It was unclear on Tuesday morning whether Cyprus would hold a postponed vote on a bank deposit tax demanded by the eurozone and International Monetary Fund as part of a bailout.
Cypriot government spokesman Christos Stylianidis told Skai TV on Tuesday morning that there was no indication at that point that the vote, initially expected on Sunday, would be held.
Minutes later, Defense Minister Fotis Fotiou told Skai that it was possible the debate would be delayed or that if it started on Tuesday, the vote might happen a day later.
Stylianidis and Fotiou confirmed that as things stand, there is not enough support in Cypriot Parliament to approve the tax.
Stylianidis said the government was examining changing the levy, with the possibility of savers with less than 100,000 euros in their accounts facing smaller charges or no charge at all.
Fotiou, meanwhile, compared the situation in Cyprus to the Turkish invasion of the island.
“Of course it’s similar,” he said, while adding that Nicosia is looking at other options.
“If this does not pass through Parliament then it is part of responsible politics for us to look at Plan B, which we are examining but can’t discuss publicly,” he said.
As of Monday night, it looked extremely doubtful whether President Nicos Anastasiades would get the 29 votes he would need for a majority in the 56-seat Parliament.
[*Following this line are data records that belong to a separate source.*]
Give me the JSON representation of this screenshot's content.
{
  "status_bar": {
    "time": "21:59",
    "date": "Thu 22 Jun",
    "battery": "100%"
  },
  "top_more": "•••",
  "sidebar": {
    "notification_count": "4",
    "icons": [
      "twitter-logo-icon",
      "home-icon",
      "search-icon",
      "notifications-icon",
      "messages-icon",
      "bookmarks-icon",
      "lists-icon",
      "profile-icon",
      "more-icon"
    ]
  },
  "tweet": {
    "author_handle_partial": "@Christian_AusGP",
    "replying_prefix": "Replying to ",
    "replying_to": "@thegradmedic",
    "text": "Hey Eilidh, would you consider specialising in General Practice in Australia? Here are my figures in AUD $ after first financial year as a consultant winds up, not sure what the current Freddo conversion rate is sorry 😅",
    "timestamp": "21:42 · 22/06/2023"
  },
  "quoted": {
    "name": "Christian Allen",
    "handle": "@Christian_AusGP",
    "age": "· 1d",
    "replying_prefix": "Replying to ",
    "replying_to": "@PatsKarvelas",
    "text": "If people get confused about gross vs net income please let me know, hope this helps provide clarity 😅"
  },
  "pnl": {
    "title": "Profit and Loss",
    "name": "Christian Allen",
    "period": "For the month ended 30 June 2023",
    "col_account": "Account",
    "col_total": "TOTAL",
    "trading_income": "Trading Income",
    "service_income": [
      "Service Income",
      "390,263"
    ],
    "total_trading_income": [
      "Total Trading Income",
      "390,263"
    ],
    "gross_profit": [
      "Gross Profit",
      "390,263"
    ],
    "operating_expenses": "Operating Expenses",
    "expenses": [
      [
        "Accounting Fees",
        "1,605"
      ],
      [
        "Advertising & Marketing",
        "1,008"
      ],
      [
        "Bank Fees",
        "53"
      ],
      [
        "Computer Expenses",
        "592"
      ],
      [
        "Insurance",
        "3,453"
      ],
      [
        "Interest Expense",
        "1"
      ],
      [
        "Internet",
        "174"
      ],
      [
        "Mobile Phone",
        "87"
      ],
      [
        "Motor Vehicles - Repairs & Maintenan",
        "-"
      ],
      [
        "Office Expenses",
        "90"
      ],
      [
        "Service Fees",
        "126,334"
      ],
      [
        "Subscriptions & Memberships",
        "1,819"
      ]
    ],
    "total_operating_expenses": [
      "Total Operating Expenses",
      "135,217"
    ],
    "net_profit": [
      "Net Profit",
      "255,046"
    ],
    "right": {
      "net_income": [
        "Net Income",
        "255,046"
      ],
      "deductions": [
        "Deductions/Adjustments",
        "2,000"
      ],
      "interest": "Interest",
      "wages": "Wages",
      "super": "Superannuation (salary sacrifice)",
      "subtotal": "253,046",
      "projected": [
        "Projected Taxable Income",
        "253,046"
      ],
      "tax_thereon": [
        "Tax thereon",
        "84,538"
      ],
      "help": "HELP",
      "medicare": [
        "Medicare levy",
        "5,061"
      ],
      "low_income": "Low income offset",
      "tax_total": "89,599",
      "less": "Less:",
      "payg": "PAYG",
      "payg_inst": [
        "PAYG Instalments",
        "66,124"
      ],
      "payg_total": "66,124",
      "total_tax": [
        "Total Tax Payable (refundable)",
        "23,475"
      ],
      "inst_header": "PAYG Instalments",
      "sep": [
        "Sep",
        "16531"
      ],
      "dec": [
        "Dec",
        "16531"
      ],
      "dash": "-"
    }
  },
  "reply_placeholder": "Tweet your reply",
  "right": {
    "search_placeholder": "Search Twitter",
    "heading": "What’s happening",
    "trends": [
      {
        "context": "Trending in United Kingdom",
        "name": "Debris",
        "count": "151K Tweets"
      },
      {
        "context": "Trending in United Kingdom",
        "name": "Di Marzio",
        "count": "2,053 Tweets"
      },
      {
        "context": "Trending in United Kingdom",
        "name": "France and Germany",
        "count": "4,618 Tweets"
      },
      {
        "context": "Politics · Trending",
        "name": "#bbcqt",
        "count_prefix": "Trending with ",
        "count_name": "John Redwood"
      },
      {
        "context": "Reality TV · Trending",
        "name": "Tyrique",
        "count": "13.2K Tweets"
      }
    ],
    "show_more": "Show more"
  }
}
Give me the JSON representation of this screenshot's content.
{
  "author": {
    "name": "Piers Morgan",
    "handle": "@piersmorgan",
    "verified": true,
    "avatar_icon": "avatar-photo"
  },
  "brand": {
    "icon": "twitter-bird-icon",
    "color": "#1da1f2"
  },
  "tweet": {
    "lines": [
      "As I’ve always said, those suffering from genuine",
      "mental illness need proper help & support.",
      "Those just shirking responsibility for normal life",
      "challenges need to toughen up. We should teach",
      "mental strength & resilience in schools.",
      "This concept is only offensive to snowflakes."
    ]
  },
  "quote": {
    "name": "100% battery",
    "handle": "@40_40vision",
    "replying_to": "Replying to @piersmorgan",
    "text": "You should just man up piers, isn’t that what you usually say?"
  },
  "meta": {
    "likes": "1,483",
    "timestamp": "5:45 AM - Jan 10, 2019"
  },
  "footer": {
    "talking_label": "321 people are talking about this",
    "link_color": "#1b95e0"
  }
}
His Democratic Rally party (DISY) has 20 seats and will rely on support from its coalition partner, the Democratic Party (DIKO), which has eight MPs and then at least one of the two European Party (EVROKO) deputies or an independent lawmakers to support the tax.
The Communist Party (AKEL), the Socialists (EDEK) and the Greens said they would reject the levy.
However, DIKO indicated on Monday that it would not support the tax, which foresees deposits over 100,000 euros being taxed at 9.9 percent and those under 100,000 facing a one-off levy of 6.75 percent. It referred to the Eurogroup’s decision to approve the measure as “catastrophic.”